Snow already! We may have another week of color, which is at its glorious peak right now, then it will be gray and brown and maybe white until spring. Enjoy your winter – you have such an amazing new garden to dream of until spring 🙂
Stunning! You have captured the season so well in words as well as images.
Thank you, Brian.
I like “quietly collapsing back to earth.” The cool, cool lavender-blue of the ageratums is such a good complement to all the warm fall colors. How kind of them to self-sow. 😉 The Kousas are beautiful! Thank you for inviting us in again, Lynn, it’s always a pleasure.
Thanks for stopping by, Lynn. Yes, the ageratums were quite generous with their presence this year; I’ve stopped deadheading them so that I might get another bounty next year – love their color and height. They seem impervious to the chilly nights so far.

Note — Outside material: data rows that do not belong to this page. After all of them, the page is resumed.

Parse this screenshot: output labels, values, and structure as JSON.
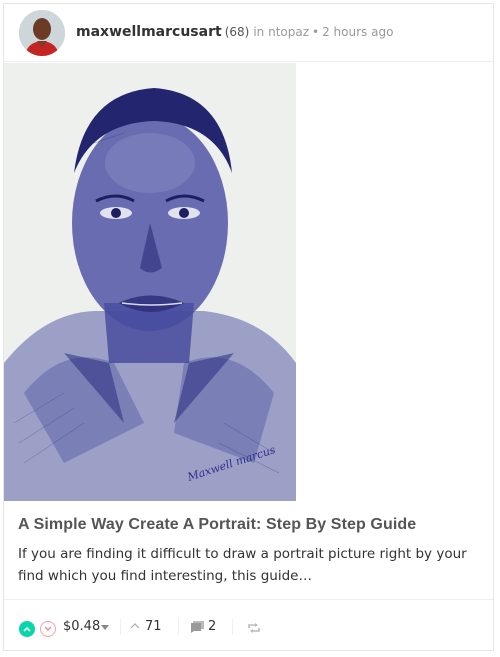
{
  "post": {
    "author": "maxwellmarcusart",
    "reputation": "(68)",
    "community_prefix": "in",
    "community": "ntopaz",
    "separator": "•",
    "time": "2 hours ago",
    "title": "A Simple Way Create A Portrait: Step By Step Guide",
    "summary": "If you are finding it difficult to draw a portrait picture right by your find which you find interesting, this guide…",
    "image_alt": "Ballpoint pen portrait drawing",
    "signature": "Maxwell marcus"
  },
  "footer": {
    "payout": "$0.48",
    "votes": "71",
    "comments": "2"
  },
  "colors": {
    "upvote": "#06d6a9",
    "downvote_border": "#f4a3a8",
    "ink": "#2e2f8a"
  }
}
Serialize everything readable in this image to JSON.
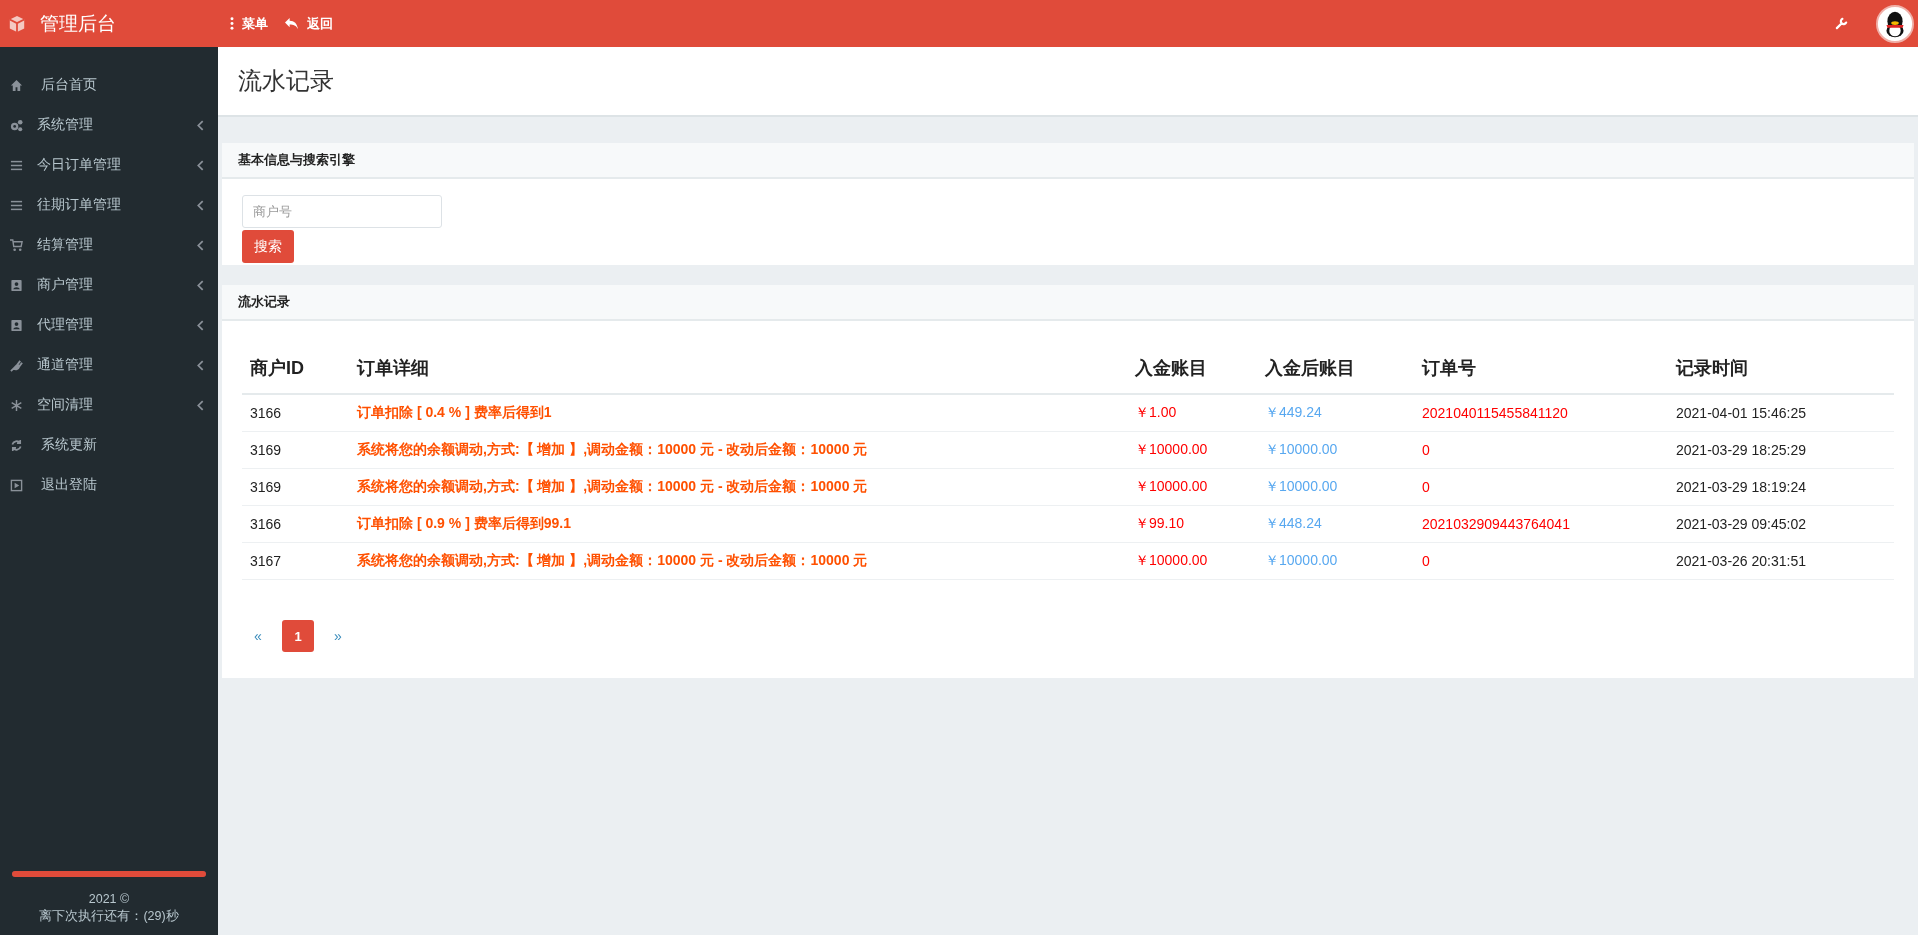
{
  "header": {
    "brand": "管理后台",
    "nav": [
      {
        "kind": "menu",
        "label": "菜单"
      },
      {
        "kind": "back",
        "label": "返回"
      }
    ]
  },
  "sidebar": {
    "items": [
      {
        "kind": "home",
        "label": "后台首页",
        "has_submenu": false
      },
      {
        "kind": "system",
        "label": "系统管理",
        "has_submenu": true
      },
      {
        "kind": "orders",
        "label": "今日订单管理",
        "has_submenu": true
      },
      {
        "kind": "orders",
        "label": "往期订单管理",
        "has_submenu": true
      },
      {
        "kind": "settlement",
        "label": "结算管理",
        "has_submenu": true
      },
      {
        "kind": "merchant",
        "label": "商户管理",
        "has_submenu": true
      },
      {
        "kind": "merchant",
        "label": "代理管理",
        "has_submenu": true
      },
      {
        "kind": "channel",
        "label": "通道管理",
        "has_submenu": true
      },
      {
        "kind": "cleanup",
        "label": "空间清理",
        "has_submenu": true
      },
      {
        "kind": "update",
        "label": "系统更新",
        "has_submenu": false
      },
      {
        "kind": "logout",
        "label": "退出登陆",
        "has_submenu": false
      }
    ],
    "countdown": {
      "level": 1
    },
    "copyright": "2021 ©",
    "countdown_text": "离下次执行还有：(29)秒"
  },
  "page_title": "流水记录",
  "search_panel": {
    "title": "基本信息与搜索引擎",
    "field": {
      "placeholder": "商户号"
    },
    "button": "搜索"
  },
  "records_panel": {
    "title": "流水记录",
    "table": {
      "columns": [
        "商户ID",
        "订单详细",
        "入金账目",
        "入金后账目",
        "订单号",
        "记录时间"
      ],
      "rows": [
        [
          "3166",
          "订单扣除 [ 0.4 % ] 费率后得到1",
          "￥1.00",
          "￥449.24",
          "2021040115455841120",
          "2021-04-01 15:46:25"
        ],
        [
          "3169",
          "系统将您的余额调动,方式:【 增加 】,调动金额：10000 元 - 改动后金额：10000 元",
          "￥10000.00",
          "￥10000.00",
          "0",
          "2021-03-29 18:25:29"
        ],
        [
          "3169",
          "系统将您的余额调动,方式:【 增加 】,调动金额：10000 元 - 改动后金额：10000 元",
          "￥10000.00",
          "￥10000.00",
          "0",
          "2021-03-29 18:19:24"
        ],
        [
          "3166",
          "订单扣除 [ 0.9 % ] 费率后得到99.1",
          "￥99.10",
          "￥448.24",
          "2021032909443764041",
          "2021-03-29 09:45:02"
        ],
        [
          "3167",
          "系统将您的余额调动,方式:【 增加 】,调动金额：10000 元 - 改动后金额：10000 元",
          "￥10000.00",
          "￥10000.00",
          "0",
          "2021-03-26 20:31:51"
        ]
      ]
    },
    "pagination": [
      {
        "label": "«",
        "kind": "prev",
        "selected": false
      },
      {
        "label": "1",
        "kind": "page",
        "selected": true
      },
      {
        "label": "»",
        "kind": "next",
        "selected": false
      }
    ]
  }
}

Your post transports me back to my New England childhood! Here, in the the San Francisco Bay area, we simply do not get the bright colors of autumn. Thank you so much for sharing!
So glad you connected with the post, Kate! The color has become even more intense here since I wrote the post – fleeting beauty!

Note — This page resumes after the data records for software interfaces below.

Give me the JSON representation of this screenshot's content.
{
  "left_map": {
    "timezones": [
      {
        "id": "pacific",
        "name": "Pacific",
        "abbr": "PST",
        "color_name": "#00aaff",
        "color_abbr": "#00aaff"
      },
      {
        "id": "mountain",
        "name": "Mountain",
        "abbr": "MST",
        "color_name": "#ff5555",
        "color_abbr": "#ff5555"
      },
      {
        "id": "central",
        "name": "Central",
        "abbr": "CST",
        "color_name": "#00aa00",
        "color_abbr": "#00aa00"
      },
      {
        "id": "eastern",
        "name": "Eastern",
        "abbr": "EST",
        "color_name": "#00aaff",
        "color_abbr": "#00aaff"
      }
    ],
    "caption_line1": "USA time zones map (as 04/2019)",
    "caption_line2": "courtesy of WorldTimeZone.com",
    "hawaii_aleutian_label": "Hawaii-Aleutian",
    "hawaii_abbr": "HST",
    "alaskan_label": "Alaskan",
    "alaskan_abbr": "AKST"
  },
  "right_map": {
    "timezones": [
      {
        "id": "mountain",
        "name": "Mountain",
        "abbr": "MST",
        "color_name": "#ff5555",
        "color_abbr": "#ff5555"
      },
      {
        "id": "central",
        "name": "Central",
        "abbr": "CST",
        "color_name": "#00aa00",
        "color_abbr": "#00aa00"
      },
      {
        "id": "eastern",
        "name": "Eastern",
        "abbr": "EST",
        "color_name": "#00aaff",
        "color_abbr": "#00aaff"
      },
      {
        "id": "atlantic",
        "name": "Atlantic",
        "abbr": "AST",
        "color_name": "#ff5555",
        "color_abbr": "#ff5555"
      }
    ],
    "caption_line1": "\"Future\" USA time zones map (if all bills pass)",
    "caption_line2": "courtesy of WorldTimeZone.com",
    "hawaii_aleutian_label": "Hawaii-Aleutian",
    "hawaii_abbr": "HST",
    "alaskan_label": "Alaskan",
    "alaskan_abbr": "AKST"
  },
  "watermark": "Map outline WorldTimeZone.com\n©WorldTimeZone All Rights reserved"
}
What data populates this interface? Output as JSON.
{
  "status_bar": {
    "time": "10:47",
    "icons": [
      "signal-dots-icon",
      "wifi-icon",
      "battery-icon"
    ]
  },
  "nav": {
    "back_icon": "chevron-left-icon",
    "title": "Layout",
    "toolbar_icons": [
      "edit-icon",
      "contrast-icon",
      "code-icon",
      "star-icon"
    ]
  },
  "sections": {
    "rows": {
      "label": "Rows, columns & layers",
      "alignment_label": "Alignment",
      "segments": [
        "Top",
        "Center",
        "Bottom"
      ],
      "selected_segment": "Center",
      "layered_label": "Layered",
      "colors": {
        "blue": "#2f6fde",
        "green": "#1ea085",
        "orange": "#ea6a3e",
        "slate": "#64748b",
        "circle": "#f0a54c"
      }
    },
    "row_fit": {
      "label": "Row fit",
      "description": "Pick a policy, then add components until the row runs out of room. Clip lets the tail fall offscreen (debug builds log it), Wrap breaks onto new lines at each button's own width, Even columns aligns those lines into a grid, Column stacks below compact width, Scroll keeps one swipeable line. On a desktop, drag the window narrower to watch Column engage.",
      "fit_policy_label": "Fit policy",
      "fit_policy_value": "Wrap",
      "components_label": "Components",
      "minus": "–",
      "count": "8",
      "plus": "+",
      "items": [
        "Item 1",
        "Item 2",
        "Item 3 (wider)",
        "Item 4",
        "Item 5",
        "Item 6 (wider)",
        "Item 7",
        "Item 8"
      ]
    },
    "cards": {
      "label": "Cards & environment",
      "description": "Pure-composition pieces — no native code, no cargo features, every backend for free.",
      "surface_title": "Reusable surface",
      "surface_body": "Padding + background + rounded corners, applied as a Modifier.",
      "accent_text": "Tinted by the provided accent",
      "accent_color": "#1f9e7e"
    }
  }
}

Thanks for the fall colour ‘fix’! Next best thing to being there.
We had an early winter (lots of snow) before fall really got started. The leaves pretty much just froze, turned brown, and are now dropping to the ground.
Oh, I saw that in the news – bummer! We had something like that a few years ago; autumn interrupted by winter 😦 Glad I could provide an alternative view, Margy 🙂
Your fall garden (and words and photos) are beautiful. We have a wedding in the garden next fall. Her color scheme is blue. I will have to see if Ageratum will grow for us. Lovely!
Thanks, Audrey. The ageratum should grow well for you – these are the tall annual form developed for the cut flower trade which grow easily from seed – Ageratum houstonium ‘Blue Horizon’. They are also deer resistant, which is a plus for my unfenced front garden 🙂
Gorgeous colours, just what autumn should look like. Instead we have relentless rain and soggy brownness. Love the Gloriosa Daisy. I didn’t know Rudbeckia by that name.
Thank you, Jude. We had that rain for a while, then suddenly it was blue skies and crisp nights, just enough to turn on the color! Gloriosa daisy is the annual form of Rudbeckia, easy to grow from seed or buy in multi-packs. Blooms until hard frost, so I love it!
I hadn’t even realised there was an annual form. I shall look out for them next year. Seed sowing does not work well for me unfortunately.
You should be able to find it in market packs – wonderful annual plant.
Lovely – it hasn’t been so cold here so the leaves may get blown away before they have a chance to colour up.
Thank you, Ann. We’ve had a few autumns like that, always disappointing.
I guess that cold weather has its compensations!
Amazingly, yes, there is aesthetic compensation for physical discomfort in this instance 🙂
Love this! You have captured a vibrant collection of colors for the season. Possibly at their collective peak. 🙂
Thanks, Frank! It is really popping color here!
I’ve been in south Texas for the past three weeks, where fall color is…let’s say it’s effectively non-existent. I’ll be returning to northern Illinois tomorrow where I hope things will hang on for another week or so. It would be a shame to miss the autumn color season this year, as your group of photos so aptly illustrates.
And Kerry, you take such amazing fall landscape photos! I hope you find lots of color when you return, we’re only about halfway into the color turn here.
Always a pleasure…I so understand your joy in this season –and Rilke is perhaps my favorite poet (who is not more contemporary) so I have double appreciation this evening.
Thank you Cynthia, I love Rilke too. It’s been cold and damp here, then suddenly-wow!
We are heading into the rainy season out here–with some snow. We moved last spring and the weather is actually a bit different 800 ft. higher!
Isn’t it strange how much the weather can change in such a small geographical area? When we moved a few miles from our previous home,we went from a zone 7a to a zone 56 – it took me a few years to adjust!